> _What is expected_
Set down all of the records exactly.
--- Given records Enclosed Below ---
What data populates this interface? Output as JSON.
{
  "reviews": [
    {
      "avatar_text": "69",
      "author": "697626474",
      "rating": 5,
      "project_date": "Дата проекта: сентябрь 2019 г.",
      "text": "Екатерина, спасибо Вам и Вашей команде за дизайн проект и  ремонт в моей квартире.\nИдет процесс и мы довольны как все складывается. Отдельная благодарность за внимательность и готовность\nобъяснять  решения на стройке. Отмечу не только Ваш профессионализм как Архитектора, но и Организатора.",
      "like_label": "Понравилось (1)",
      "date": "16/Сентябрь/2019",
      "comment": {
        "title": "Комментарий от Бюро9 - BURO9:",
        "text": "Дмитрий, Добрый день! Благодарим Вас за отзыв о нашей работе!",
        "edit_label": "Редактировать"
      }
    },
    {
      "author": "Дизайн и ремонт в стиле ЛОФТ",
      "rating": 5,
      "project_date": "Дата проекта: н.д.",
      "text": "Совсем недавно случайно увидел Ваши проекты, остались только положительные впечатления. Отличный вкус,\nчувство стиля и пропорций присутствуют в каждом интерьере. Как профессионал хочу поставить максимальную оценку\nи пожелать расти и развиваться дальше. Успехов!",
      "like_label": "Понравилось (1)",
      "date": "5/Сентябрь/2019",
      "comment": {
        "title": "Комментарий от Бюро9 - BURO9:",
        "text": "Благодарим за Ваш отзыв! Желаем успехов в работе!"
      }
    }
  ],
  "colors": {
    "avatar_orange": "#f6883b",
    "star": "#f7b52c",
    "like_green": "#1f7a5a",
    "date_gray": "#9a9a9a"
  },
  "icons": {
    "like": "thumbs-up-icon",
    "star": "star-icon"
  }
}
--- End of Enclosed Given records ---
> _Solution to this exercise_
What data populates this interface? Output as JSON.
{
  "reviews": [
    {
      "avatar_text": "69",
      "author": "697626474",
      "rating": 5,
      "project_date": "Дата проекта: сентябрь 2019 г.",
      "text": "Екатерина, спасибо Вам и Вашей команде за дизайн проект и  ремонт в моей квартире.\nИдет процесс и мы довольны как все складывается. Отдельная благодарность за внимательность и готовность\nобъяснять  решения на стройке. Отмечу не только Ваш профессионализм как Архитектора, но и Организатора.",
      "like_label": "Понравилось (1)",
      "date": "16/Сентябрь/2019",
      "comment": {
        "title": "Комментарий от Бюро9 - BURO9:",
        "text": "Дмитрий, Добрый день! Благодарим Вас за отзыв о нашей работе!",
        "edit_label": "Редактировать"
      }
    },
    {
      "author": "Дизайн и ремонт в стиле ЛОФТ",
      "rating": 5,
      "project_date": "Дата проекта: н.д.",
      "text": "Совсем недавно случайно увидел Ваши проекты, остались только положительные впечатления. Отличный вкус,\nчувство стиля и пропорций присутствуют в каждом интерьере. Как профессионал хочу поставить максимальную оценку\nи пожелать расти и развиваться дальше. Успехов!",
      "like_label": "Понравилось (1)",
      "date": "5/Сентябрь/2019",
      "comment": {
        "title": "Комментарий от Бюро9 - BURO9:",
        "text": "Благодарим за Ваш отзыв! Желаем успехов в работе!"
      }
    }
  ],
  "colors": {
    "avatar_orange": "#f6883b",
    "star": "#f7b52c",
    "like_green": "#1f7a5a",
    "date_gray": "#9a9a9a"
  },
  "icons": {
    "like": "thumbs-up-icon",
    "star": "star-icon"
  }
}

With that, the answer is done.